* [PROBLEM STATEMENT] Give back the material that follows, identical in every line.

* [DATA RECORDS]

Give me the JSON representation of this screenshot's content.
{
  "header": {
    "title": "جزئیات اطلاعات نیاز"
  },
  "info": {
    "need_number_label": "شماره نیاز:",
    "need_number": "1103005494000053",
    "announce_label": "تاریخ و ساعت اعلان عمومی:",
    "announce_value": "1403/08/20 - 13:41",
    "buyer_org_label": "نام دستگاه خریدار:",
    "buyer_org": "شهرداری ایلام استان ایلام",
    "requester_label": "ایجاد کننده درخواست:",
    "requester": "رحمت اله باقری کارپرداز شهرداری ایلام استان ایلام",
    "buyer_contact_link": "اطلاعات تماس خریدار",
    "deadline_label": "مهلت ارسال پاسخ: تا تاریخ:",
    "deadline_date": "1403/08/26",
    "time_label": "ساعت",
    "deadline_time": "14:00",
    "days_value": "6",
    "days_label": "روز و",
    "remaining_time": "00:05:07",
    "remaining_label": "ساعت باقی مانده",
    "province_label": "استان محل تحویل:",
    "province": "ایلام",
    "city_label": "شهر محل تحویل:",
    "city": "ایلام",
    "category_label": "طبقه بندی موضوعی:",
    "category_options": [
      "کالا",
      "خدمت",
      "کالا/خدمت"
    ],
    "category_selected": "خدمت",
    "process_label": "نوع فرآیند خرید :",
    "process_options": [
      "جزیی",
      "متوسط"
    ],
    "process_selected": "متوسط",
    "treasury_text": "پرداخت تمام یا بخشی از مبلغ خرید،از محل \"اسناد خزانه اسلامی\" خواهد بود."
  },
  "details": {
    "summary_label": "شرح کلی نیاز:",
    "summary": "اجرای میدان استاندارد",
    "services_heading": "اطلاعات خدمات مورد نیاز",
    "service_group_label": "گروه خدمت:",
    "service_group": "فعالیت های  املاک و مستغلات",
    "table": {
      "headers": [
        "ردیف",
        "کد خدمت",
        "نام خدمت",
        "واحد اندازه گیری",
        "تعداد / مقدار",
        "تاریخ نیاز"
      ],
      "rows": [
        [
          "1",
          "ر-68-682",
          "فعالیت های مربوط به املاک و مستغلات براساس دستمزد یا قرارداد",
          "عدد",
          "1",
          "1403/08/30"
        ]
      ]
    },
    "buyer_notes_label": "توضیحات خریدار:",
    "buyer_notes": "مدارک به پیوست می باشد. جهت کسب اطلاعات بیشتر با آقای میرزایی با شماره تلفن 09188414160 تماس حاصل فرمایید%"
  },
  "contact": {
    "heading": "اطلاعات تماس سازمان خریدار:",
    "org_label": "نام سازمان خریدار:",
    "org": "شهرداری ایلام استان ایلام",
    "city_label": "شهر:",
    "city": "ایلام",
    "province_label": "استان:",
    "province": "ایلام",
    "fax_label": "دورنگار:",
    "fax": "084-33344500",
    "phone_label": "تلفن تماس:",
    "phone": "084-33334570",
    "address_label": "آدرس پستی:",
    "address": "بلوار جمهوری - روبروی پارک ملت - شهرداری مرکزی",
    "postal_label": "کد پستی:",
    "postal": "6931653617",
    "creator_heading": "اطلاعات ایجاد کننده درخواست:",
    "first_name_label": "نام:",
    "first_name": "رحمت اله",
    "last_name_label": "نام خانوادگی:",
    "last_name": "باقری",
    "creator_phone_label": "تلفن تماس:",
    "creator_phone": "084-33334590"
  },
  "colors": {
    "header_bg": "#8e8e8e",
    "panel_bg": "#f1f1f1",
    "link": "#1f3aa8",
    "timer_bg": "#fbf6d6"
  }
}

* [OUTPUT OF THE TASK]
Give me the JSON representation of this screenshot's content.
{
  "header": {
    "title": "جزئیات اطلاعات نیاز"
  },
  "info": {
    "need_number_label": "شماره نیاز:",
    "need_number": "1103005494000053",
    "announce_label": "تاریخ و ساعت اعلان عمومی:",
    "announce_value": "1403/08/20 - 13:41",
    "buyer_org_label": "نام دستگاه خریدار:",
    "buyer_org": "شهرداری ایلام استان ایلام",
    "requester_label": "ایجاد کننده درخواست:",
    "requester": "رحمت اله باقری کارپرداز شهرداری ایلام استان ایلام",
    "buyer_contact_link": "اطلاعات تماس خریدار",
    "deadline_label": "مهلت ارسال پاسخ: تا تاریخ:",
    "deadline_date": "1403/08/26",
    "time_label": "ساعت",
    "deadline_time": "14:00",
    "days_value": "6",
    "days_label": "روز و",
    "remaining_time": "00:05:07",
    "remaining_label": "ساعت باقی مانده",
    "province_label": "استان محل تحویل:",
    "province": "ایلام",
    "city_label": "شهر محل تحویل:",
    "city": "ایلام",
    "category_label": "طبقه بندی موضوعی:",
    "category_options": [
      "کالا",
      "خدمت",
      "کالا/خدمت"
    ],
    "category_selected": "خدمت",
    "process_label": "نوع فرآیند خرید :",
    "process_options": [
      "جزیی",
      "متوسط"
    ],
    "process_selected": "متوسط",
    "treasury_text": "پرداخت تمام یا بخشی از مبلغ خرید،از محل \"اسناد خزانه اسلامی\" خواهد بود."
  },
  "details": {
    "summary_label": "شرح کلی نیاز:",
    "summary": "اجرای میدان استاندارد",
    "services_heading": "اطلاعات خدمات مورد نیاز",
    "service_group_label": "گروه خدمت:",
    "service_group": "فعالیت های  املاک و مستغلات",
    "table": {
      "headers": [
        "ردیف",
        "کد خدمت",
        "نام خدمت",
        "واحد اندازه گیری",
        "تعداد / مقدار",
        "تاریخ نیاز"
      ],
      "rows": [
        [
          "1",
          "ر-68-682",
          "فعالیت های مربوط به املاک و مستغلات براساس دستمزد یا قرارداد",
          "عدد",
          "1",
          "1403/08/30"
        ]
      ]
    },
    "buyer_notes_label": "توضیحات خریدار:",
    "buyer_notes": "مدارک به پیوست می باشد. جهت کسب اطلاعات بیشتر با آقای میرزایی با شماره تلفن 09188414160 تماس حاصل فرمایید%"
  },
  "contact": {
    "heading": "اطلاعات تماس سازمان خریدار:",
    "org_label": "نام سازمان خریدار:",
    "org": "شهرداری ایلام استان ایلام",
    "city_label": "شهر:",
    "city": "ایلام",
    "province_label": "استان:",
    "province": "ایلام",
    "fax_label": "دورنگار:",
    "fax": "084-33344500",
    "phone_label": "تلفن تماس:",
    "phone": "084-33334570",
    "address_label": "آدرس پستی:",
    "address": "بلوار جمهوری - روبروی پارک ملت - شهرداری مرکزی",
    "postal_label": "کد پستی:",
    "postal": "6931653617",
    "creator_heading": "اطلاعات ایجاد کننده درخواست:",
    "first_name_label": "نام:",
    "first_name": "رحمت اله",
    "last_name_label": "نام خانوادگی:",
    "last_name": "باقری",
    "creator_phone_label": "تلفن تماس:",
    "creator_phone": "084-33334590"
  },
  "colors": {
    "header_bg": "#8e8e8e",
    "panel_bg": "#f1f1f1",
    "link": "#1f3aa8",
    "timer_bg": "#fbf6d6"
  }
}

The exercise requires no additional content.